John Szarkowski  American, 1925–2007


Eugène Atget
French, 1857–1927
33 exhibitions

New York Times Review of the exhibition


5 December 1982


By Andy Grundberg

HUNGARIAN MEMORIES By Andre Kertesz. Introduction by Hilton Kramer. Illustrated. 194 pp. Boston: New York Graphic Society/Little, Brown & Co. $55. In 1912, the same year that he went to work at the Budapest Stock Exchange, 18-year-old Andre Kertesz acquired his first camera. Today, 70 years later, Mr. Kertesz is still photographing, and he is widely acknowledged as one of this century's most prolific, influential and lyric artists of the camera. ''Hungarian Memories'' contains more than 150 images made between 1912 and 1925, when the photographer left Budapest for Paris.

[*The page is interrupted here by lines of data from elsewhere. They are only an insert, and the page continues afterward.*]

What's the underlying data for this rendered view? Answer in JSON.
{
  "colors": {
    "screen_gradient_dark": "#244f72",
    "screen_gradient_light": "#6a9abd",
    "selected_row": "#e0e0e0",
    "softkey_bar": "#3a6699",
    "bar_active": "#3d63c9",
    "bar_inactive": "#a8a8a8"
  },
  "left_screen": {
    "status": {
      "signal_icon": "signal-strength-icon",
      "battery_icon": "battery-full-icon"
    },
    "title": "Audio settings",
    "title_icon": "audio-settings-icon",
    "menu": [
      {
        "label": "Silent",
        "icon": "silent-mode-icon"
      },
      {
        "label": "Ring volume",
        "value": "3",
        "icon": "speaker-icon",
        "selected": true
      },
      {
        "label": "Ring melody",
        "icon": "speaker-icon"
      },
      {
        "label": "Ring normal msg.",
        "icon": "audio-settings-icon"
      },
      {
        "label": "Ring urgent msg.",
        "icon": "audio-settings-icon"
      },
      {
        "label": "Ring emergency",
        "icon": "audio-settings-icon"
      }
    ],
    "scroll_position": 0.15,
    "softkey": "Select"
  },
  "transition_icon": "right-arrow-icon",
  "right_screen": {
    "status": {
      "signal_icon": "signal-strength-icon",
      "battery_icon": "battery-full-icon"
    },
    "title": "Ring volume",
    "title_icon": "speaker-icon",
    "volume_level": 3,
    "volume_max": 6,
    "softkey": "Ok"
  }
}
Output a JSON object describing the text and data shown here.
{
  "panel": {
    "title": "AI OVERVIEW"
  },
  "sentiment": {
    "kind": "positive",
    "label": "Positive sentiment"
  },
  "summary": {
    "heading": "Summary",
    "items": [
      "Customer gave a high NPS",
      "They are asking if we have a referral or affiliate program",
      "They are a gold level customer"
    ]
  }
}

It was in Paris that Mr. Kertesz's seemingly effortless style reached the height of its powers - where, for example, such masterpieces as ''Satiric Dancer'' and ''Chez Mondrian'' were taken - but even in his earliest Hungarian pictures, Mr. Kertesz's eye was remarkably assured. Examples abound, many of them classics: a couple wrapped in rapturous embrace (''Lovers,'' 1915); an underwater swimmer rendered headless by the refraction of water (''Esztergom,'' 1917); a blind fiddler being led down the street by a barefoot boy (''Abony,'' 1921). Other images, equally engaging, are reproduced here for the first time.

New York Times • Arts; Books • page 11 • 2,964 words